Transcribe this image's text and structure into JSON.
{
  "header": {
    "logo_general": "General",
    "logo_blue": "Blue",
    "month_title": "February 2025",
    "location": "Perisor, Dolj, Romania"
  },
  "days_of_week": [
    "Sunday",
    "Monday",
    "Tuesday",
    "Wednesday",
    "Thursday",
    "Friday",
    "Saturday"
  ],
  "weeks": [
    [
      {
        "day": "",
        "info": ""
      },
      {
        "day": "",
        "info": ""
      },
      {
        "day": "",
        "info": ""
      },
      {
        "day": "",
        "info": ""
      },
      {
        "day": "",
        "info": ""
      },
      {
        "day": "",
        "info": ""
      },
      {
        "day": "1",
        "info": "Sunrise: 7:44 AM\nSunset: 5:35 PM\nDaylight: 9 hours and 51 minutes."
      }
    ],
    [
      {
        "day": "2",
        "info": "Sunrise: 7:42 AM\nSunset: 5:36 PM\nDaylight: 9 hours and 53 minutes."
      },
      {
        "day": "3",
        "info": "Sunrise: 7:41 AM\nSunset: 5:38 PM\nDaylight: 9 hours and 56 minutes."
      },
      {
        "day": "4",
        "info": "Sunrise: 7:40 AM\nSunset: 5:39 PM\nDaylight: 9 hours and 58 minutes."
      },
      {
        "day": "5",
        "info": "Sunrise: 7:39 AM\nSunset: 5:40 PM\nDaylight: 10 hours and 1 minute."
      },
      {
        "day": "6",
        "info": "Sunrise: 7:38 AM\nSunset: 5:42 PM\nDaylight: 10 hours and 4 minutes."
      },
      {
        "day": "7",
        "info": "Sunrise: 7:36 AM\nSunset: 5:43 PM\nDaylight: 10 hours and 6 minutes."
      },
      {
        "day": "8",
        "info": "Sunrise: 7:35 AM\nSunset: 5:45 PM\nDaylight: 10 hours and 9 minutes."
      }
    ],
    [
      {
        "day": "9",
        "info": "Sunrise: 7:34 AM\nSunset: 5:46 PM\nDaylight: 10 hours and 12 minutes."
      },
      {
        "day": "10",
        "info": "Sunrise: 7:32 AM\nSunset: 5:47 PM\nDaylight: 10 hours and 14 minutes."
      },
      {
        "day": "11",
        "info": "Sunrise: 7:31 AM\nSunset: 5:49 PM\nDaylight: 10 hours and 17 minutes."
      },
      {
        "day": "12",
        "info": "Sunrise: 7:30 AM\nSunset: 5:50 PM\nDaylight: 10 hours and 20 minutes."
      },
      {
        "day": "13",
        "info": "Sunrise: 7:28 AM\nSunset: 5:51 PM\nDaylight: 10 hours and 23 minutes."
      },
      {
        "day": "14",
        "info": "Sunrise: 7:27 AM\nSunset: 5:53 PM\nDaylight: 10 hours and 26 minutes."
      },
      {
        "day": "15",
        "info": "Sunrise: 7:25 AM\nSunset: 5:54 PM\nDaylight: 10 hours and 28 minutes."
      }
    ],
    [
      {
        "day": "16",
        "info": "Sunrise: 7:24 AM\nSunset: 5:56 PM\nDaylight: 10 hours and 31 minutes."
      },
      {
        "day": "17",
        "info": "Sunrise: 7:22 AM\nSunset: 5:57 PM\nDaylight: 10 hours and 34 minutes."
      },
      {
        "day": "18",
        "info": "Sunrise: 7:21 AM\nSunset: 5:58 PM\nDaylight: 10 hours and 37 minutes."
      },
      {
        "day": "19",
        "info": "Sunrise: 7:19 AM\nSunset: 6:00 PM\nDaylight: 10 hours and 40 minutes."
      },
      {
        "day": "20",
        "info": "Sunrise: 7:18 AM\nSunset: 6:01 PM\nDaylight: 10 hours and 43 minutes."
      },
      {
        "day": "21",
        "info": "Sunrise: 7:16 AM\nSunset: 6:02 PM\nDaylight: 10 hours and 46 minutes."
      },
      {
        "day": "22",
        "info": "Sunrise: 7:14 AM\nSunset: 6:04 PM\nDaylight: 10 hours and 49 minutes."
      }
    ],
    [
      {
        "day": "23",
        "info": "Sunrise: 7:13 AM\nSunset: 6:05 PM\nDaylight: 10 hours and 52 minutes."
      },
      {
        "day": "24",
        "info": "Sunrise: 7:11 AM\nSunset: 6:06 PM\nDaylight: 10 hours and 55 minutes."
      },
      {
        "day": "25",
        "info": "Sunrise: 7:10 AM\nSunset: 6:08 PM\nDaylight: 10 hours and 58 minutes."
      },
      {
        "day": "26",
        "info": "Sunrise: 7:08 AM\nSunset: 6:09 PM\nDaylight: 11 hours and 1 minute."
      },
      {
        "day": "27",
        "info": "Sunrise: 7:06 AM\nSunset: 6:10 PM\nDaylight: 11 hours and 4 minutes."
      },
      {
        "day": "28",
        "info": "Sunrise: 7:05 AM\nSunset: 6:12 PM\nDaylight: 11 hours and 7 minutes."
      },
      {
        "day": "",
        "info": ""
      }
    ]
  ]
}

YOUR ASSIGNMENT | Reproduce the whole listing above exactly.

RESPONSE TO THIS EXERCISE |
Transcribe this image's text and structure into JSON.
{
  "header": {
    "logo_general": "General",
    "logo_blue": "Blue",
    "month_title": "February 2025",
    "location": "Perisor, Dolj, Romania"
  },
  "days_of_week": [
    "Sunday",
    "Monday",
    "Tuesday",
    "Wednesday",
    "Thursday",
    "Friday",
    "Saturday"
  ],
  "weeks": [
    [
      {
        "day": "",
        "info": ""
      },
      {
        "day": "",
        "info": ""
      },
      {
        "day": "",
        "info": ""
      },
      {
        "day": "",
        "info": ""
      },
      {
        "day": "",
        "info": ""
      },
      {
        "day": "",
        "info": ""
      },
      {
        "day": "1",
        "info": "Sunrise: 7:44 AM\nSunset: 5:35 PM\nDaylight: 9 hours and 51 minutes."
      }
    ],
    [
      {
        "day": "2",
        "info": "Sunrise: 7:42 AM\nSunset: 5:36 PM\nDaylight: 9 hours and 53 minutes."
      },
      {
        "day": "3",
        "info": "Sunrise: 7:41 AM\nSunset: 5:38 PM\nDaylight: 9 hours and 56 minutes."
      },
      {
        "day": "4",
        "info": "Sunrise: 7:40 AM\nSunset: 5:39 PM\nDaylight: 9 hours and 58 minutes."
      },
      {
        "day": "5",
        "info": "Sunrise: 7:39 AM\nSunset: 5:40 PM\nDaylight: 10 hours and 1 minute."
      },
      {
        "day": "6",
        "info": "Sunrise: 7:38 AM\nSunset: 5:42 PM\nDaylight: 10 hours and 4 minutes."
      },
      {
        "day": "7",
        "info": "Sunrise: 7:36 AM\nSunset: 5:43 PM\nDaylight: 10 hours and 6 minutes."
      },
      {
        "day": "8",
        "info": "Sunrise: 7:35 AM\nSunset: 5:45 PM\nDaylight: 10 hours and 9 minutes."
      }
    ],
    [
      {
        "day": "9",
        "info": "Sunrise: 7:34 AM\nSunset: 5:46 PM\nDaylight: 10 hours and 12 minutes."
      },
      {
        "day": "10",
        "info": "Sunrise: 7:32 AM\nSunset: 5:47 PM\nDaylight: 10 hours and 14 minutes."
      },
      {
        "day": "11",
        "info": "Sunrise: 7:31 AM\nSunset: 5:49 PM\nDaylight: 10 hours and 17 minutes."
      },
      {
        "day": "12",
        "info": "Sunrise: 7:30 AM\nSunset: 5:50 PM\nDaylight: 10 hours and 20 minutes."
      },
      {
        "day": "13",
        "info": "Sunrise: 7:28 AM\nSunset: 5:51 PM\nDaylight: 10 hours and 23 minutes."
      },
      {
        "day": "14",
        "info": "Sunrise: 7:27 AM\nSunset: 5:53 PM\nDaylight: 10 hours and 26 minutes."
      },
      {
        "day": "15",
        "info": "Sunrise: 7:25 AM\nSunset: 5:54 PM\nDaylight: 10 hours and 28 minutes."
      }
    ],
    [
      {
        "day": "16",
        "info": "Sunrise: 7:24 AM\nSunset: 5:56 PM\nDaylight: 10 hours and 31 minutes."
      },
      {
        "day": "17",
        "info": "Sunrise: 7:22 AM\nSunset: 5:57 PM\nDaylight: 10 hours and 34 minutes."
      },
      {
        "day": "18",
        "info": "Sunrise: 7:21 AM\nSunset: 5:58 PM\nDaylight: 10 hours and 37 minutes."
      },
      {
        "day": "19",
        "info": "Sunrise: 7:19 AM\nSunset: 6:00 PM\nDaylight: 10 hours and 40 minutes."
      },
      {
        "day": "20",
        "info": "Sunrise: 7:18 AM\nSunset: 6:01 PM\nDaylight: 10 hours and 43 minutes."
      },
      {
        "day": "21",
        "info": "Sunrise: 7:16 AM\nSunset: 6:02 PM\nDaylight: 10 hours and 46 minutes."
      },
      {
        "day": "22",
        "info": "Sunrise: 7:14 AM\nSunset: 6:04 PM\nDaylight: 10 hours and 49 minutes."
      }
    ],
    [
      {
        "day": "23",
        "info": "Sunrise: 7:13 AM\nSunset: 6:05 PM\nDaylight: 10 hours and 52 minutes."
      },
      {
        "day": "24",
        "info": "Sunrise: 7:11 AM\nSunset: 6:06 PM\nDaylight: 10 hours and 55 minutes."
      },
      {
        "day": "25",
        "info": "Sunrise: 7:10 AM\nSunset: 6:08 PM\nDaylight: 10 hours and 58 minutes."
      },
      {
        "day": "26",
        "info": "Sunrise: 7:08 AM\nSunset: 6:09 PM\nDaylight: 11 hours and 1 minute."
      },
      {
        "day": "27",
        "info": "Sunrise: 7:06 AM\nSunset: 6:10 PM\nDaylight: 11 hours and 4 minutes."
      },
      {
        "day": "28",
        "info": "Sunrise: 7:05 AM\nSunset: 6:12 PM\nDaylight: 11 hours and 7 minutes."
      },
      {
        "day": "",
        "info": ""
      }
    ]
  ]
}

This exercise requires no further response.